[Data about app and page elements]

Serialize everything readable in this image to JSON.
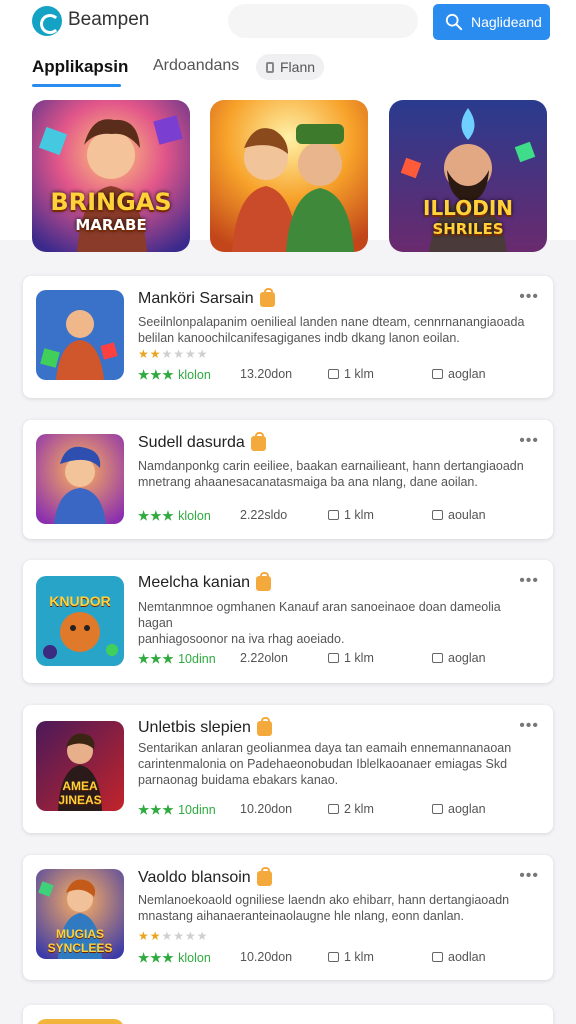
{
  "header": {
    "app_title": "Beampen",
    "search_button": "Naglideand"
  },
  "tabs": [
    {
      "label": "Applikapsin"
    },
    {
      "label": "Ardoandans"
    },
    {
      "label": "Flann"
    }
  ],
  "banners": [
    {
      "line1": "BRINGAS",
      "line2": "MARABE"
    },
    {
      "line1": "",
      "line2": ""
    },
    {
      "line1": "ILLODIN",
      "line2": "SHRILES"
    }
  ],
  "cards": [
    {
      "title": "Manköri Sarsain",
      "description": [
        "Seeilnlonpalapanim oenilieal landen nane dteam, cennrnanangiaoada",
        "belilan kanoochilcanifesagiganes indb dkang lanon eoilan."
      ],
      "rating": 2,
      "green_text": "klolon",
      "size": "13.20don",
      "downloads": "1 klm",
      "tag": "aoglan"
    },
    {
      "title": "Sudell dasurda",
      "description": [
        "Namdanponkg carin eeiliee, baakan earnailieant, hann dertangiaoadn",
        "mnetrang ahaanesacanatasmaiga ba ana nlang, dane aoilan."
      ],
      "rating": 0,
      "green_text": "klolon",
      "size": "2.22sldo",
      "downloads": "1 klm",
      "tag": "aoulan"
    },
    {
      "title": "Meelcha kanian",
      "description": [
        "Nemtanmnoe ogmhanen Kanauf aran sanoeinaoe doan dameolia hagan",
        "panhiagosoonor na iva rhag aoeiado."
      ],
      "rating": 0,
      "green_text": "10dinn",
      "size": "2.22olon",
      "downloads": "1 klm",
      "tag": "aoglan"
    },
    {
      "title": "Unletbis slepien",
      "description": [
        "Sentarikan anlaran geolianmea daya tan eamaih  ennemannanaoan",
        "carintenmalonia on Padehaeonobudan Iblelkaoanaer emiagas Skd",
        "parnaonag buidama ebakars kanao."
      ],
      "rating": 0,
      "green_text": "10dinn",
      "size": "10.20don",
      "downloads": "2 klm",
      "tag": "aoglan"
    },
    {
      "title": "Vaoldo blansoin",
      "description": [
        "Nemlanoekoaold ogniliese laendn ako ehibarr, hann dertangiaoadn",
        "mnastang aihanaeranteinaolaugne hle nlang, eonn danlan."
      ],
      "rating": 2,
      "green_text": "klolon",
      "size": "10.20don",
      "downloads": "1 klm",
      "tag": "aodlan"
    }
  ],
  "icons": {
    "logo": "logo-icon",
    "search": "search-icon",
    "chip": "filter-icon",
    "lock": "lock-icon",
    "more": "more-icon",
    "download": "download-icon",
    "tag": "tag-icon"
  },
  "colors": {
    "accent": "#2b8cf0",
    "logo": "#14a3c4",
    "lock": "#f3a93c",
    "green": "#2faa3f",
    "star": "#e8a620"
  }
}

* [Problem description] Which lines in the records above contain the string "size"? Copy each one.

* [Solution to this exercise]
      "size": "13.20don",
      "size": "2.22sldo",
      "size": "2.22olon",
      "size": "10.20don",
      "size": "10.20don",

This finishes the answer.